I’m not quite sure why it took me so long to see “Manchester By the Sea.” On second thought, I do know why: At the time it opened and for weeks afterward, all I kept hearing was what a downer it was, depressing, hard to watch, etc., and, frankly, I wasn’t up to it. This week, however, aware that my next column will be published just before the Oscars telecast and knowing I want to comment on nominated films, I knew it was time, whatever my mood. I saw it three nights ago and I’m so glad I did. Sad? Of course it is: Watching a man trying to not deal with a horrific tragedy by cutting himself off from all feeling — except when it explodes from him in drunken rages — is just plain heart-breaking. But the film is more than that. It is also a closely observed portrait on how family dynamics work, on loyalty and forgiveness, on where personal responsibility ends and painful self-sacrifice begins. Some have found it slow and too long. I did not. For me, the pacing was what was needed for the plot’s subtleties and the way humorous moments came along at just the right time to alleviate the tension.

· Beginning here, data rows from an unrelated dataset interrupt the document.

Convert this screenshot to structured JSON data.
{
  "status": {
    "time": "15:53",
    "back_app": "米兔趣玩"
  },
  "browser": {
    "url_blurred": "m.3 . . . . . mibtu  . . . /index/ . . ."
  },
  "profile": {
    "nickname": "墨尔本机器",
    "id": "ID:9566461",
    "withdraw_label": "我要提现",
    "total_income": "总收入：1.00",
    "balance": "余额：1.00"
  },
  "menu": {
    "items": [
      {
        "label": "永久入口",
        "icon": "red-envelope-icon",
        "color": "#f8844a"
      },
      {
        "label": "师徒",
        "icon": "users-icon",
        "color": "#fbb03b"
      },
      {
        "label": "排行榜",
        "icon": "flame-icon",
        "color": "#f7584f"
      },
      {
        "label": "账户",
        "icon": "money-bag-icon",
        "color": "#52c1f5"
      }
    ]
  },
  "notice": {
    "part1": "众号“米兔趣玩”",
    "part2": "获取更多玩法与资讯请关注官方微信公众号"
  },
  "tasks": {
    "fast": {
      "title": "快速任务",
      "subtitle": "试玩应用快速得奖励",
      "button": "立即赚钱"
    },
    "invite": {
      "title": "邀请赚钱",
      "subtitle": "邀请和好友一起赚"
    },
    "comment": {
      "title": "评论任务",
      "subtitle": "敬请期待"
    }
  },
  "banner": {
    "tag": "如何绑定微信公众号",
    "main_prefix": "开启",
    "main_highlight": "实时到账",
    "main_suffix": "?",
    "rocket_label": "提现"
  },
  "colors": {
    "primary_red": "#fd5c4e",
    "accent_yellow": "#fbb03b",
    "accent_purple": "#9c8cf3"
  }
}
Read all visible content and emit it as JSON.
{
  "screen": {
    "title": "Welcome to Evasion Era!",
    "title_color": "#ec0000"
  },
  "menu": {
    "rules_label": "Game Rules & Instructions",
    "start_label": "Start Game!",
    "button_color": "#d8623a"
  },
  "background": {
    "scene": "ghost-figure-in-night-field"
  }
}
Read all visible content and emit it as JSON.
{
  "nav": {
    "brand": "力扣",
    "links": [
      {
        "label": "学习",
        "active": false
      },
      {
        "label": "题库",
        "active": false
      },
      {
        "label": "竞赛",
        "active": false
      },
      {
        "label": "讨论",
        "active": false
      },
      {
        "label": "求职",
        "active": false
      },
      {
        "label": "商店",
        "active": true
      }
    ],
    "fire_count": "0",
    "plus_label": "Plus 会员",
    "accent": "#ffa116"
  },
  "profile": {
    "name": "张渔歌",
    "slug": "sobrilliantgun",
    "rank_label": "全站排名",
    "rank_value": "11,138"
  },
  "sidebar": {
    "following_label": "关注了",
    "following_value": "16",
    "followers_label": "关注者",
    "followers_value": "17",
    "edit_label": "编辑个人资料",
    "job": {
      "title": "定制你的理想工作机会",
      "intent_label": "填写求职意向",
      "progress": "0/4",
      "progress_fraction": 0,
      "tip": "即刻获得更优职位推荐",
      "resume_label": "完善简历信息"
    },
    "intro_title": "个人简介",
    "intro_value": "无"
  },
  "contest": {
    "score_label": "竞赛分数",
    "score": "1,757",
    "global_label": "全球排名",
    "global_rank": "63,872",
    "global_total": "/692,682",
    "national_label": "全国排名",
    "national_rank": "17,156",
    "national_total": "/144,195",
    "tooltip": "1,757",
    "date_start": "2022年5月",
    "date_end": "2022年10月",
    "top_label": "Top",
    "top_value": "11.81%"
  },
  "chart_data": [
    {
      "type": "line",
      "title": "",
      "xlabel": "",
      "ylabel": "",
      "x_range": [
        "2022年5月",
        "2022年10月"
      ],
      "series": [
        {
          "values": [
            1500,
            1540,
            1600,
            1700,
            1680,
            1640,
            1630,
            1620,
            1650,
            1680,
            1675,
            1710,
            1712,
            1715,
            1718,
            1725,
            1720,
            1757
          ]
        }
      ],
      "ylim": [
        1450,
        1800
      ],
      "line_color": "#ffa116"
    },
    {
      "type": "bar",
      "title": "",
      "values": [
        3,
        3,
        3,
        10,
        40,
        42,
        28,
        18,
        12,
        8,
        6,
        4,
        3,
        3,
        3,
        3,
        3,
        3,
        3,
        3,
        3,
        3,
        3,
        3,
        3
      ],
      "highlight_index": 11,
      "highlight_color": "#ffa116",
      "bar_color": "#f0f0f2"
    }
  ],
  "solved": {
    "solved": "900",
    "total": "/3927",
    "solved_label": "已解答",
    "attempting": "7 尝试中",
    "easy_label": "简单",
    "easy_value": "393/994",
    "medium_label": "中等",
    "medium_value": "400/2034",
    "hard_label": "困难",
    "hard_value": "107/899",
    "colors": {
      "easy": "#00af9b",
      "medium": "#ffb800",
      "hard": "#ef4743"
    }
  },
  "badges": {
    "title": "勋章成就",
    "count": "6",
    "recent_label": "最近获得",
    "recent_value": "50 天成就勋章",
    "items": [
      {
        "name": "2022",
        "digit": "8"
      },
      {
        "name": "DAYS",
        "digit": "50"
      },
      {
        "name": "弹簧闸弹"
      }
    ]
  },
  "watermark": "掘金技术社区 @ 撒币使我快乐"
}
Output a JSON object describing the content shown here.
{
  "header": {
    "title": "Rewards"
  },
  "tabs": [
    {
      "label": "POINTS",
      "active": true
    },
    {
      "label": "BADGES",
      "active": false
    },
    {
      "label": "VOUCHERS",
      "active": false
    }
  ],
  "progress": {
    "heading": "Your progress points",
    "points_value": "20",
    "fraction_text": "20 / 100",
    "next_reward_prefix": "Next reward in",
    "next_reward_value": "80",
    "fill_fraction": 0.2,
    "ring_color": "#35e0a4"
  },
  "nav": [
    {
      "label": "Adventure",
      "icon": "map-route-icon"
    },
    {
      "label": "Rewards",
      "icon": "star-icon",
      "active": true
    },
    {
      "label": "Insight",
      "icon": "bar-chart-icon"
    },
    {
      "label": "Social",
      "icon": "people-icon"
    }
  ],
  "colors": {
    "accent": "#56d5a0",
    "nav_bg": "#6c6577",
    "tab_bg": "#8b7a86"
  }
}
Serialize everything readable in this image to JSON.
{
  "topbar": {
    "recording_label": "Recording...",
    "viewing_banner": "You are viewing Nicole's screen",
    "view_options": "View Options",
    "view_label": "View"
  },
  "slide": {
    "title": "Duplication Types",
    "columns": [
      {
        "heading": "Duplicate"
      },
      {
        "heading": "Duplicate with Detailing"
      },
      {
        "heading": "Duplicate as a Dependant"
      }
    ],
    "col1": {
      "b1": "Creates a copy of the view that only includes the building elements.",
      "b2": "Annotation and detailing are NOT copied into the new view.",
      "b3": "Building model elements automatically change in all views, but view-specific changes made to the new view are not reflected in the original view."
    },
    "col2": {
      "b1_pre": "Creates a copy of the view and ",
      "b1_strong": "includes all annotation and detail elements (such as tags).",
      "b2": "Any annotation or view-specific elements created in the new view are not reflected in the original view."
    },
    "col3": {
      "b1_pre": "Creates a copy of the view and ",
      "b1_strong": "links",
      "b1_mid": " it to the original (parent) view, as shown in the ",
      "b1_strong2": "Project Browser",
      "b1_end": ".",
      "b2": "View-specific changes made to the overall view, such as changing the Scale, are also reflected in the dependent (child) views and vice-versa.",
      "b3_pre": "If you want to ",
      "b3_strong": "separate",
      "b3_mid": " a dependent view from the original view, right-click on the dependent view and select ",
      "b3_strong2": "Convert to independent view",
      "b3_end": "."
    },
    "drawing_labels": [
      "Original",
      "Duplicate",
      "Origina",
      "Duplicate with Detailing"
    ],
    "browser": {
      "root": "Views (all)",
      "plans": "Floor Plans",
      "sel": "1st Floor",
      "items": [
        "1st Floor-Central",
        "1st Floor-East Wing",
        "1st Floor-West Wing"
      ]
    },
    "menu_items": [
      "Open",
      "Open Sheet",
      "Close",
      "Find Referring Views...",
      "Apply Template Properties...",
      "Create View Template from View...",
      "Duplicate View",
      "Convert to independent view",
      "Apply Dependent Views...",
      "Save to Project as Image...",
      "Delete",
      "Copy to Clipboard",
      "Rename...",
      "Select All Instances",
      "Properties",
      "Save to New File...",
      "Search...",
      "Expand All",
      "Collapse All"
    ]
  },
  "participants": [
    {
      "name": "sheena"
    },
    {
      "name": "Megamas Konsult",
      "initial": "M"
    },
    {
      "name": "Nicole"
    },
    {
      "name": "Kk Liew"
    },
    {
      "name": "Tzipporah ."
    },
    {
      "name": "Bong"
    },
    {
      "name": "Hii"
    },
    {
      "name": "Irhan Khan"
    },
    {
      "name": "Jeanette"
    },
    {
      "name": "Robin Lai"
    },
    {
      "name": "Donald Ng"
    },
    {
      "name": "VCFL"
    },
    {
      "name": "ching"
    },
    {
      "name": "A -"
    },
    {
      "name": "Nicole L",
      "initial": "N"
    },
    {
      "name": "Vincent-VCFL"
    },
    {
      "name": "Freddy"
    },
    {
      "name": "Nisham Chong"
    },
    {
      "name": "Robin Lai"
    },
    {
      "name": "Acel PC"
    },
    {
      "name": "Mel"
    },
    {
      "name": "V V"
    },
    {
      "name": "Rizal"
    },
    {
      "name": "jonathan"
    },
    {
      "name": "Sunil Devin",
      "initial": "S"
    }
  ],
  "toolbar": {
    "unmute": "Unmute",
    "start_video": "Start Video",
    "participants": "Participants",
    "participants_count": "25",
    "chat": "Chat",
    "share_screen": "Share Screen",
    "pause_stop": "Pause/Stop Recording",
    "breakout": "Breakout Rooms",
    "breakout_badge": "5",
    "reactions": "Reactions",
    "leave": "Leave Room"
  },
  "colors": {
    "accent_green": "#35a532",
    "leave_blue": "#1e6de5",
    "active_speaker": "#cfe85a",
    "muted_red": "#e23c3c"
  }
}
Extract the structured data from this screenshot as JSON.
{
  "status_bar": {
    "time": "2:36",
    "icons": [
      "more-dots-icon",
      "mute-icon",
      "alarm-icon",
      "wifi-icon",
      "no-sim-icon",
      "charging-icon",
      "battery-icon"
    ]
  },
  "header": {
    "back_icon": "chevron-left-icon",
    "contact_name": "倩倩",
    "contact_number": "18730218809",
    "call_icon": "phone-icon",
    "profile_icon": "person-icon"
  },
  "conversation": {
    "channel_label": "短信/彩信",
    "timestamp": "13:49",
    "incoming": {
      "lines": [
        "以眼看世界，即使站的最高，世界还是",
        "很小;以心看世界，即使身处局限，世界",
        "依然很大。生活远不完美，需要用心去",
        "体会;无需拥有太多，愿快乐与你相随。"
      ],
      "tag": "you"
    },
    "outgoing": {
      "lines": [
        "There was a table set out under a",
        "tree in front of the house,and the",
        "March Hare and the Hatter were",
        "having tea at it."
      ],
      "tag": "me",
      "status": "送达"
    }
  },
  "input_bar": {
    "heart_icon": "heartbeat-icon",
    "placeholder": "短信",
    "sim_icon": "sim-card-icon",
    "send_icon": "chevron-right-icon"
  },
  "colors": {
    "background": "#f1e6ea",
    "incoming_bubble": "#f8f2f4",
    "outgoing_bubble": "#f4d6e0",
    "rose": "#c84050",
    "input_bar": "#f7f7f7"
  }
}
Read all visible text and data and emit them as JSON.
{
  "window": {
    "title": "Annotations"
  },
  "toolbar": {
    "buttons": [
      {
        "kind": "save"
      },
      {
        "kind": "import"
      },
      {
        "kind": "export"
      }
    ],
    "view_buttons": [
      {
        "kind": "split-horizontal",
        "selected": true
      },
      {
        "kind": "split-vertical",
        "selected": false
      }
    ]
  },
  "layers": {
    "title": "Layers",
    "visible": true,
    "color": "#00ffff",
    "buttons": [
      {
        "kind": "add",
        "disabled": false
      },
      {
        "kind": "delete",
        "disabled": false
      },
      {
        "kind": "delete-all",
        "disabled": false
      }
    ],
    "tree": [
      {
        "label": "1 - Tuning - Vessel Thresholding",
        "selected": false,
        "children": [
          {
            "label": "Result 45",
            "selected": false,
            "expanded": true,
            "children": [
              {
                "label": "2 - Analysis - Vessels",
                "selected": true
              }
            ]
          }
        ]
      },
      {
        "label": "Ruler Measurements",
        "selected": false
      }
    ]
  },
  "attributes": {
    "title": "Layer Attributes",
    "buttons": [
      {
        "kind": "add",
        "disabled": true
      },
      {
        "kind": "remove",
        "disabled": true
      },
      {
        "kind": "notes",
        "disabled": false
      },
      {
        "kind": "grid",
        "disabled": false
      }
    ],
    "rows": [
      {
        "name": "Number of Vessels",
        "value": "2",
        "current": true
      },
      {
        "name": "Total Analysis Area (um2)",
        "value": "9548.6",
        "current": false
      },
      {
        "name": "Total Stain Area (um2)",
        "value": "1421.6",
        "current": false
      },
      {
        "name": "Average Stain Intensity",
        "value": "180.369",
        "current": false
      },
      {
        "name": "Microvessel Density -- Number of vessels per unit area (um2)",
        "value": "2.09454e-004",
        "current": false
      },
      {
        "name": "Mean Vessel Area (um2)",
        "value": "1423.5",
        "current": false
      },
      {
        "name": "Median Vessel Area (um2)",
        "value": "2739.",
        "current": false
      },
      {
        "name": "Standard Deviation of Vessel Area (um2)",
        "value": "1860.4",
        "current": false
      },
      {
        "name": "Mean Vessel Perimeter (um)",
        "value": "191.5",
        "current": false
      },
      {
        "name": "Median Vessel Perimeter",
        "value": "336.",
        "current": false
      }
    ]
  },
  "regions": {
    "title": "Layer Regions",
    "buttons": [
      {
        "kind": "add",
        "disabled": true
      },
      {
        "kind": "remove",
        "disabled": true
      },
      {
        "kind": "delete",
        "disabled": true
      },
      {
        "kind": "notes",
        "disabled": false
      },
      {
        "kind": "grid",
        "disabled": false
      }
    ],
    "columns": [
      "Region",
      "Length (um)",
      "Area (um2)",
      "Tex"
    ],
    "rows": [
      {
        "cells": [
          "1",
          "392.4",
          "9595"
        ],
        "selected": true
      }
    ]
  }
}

Kenneth Lonergan, the writer/director of “You Can Count on Me,” another finely nuanced film on difficult families and a personal favorite of mine, has done it again here. Especially admirable in the screenplay is the seamless use of flashbacks that never leave us wondering where we are in the story. As far as the acting, I thought Casey Affleck was fine as the main character, but I found myself more taken by the supporting cast, especially Michelle Williams (is she ever anything less than terrific?) as his unsettled and unsettling ex-wife, Kyle Chandler as the big brother we all want on our side and Lucas Hedges as his almost-but-not-quite-a-man nephew. “Manchester by the Sea” is gorgeous to watch, thanks to Jody Lee Lipes’ camerawork, and the sound track by Lesley Barber is sensitive and nonintrusive. I’m glad I saw it. The wait was worth it.
I love theater and I love film equally, but they really are two different experiences for an audience. Most plays don’t translate well to film because plays are all about monologues, dialogues and just plain words. Also, they are often performed on one or two static sets. This means that cutting some dialogue and “opening up” a play to make it cinematic too often feels artificial. Remember 2013’s much-honored play “August: Osage County” and how it became a clunker of a film? And so it is, for this reviewer at least, with August Wilson’s “Fences.” I have seen all but two of Wilson’s cycle plays depicting the black experience in the 20th century, including James Earl Jones starring in the role here played by Denzel Washington, that of a difficult-to-like, embittered former baseball player in the Negro Leagues. There is no comparison to be made between Jones and Washington — both are actors of immense talent and charisma — but this film of the play doesn’t take off and soar the way the play did. Wilson’s torrent of words are treated with reverence and that very faithfulness to the source weighs down the entire thing. As for “opening up” what is basically a one-set theater piece, only lip service is paid to the concept before we’re right back in the same small backyard. All that being said, Washington and Viola Davis — reprising their 2010 Broadway roles — are so damn good and the supporting cast is so solid, “Fences” is worth seeing for the acting alone.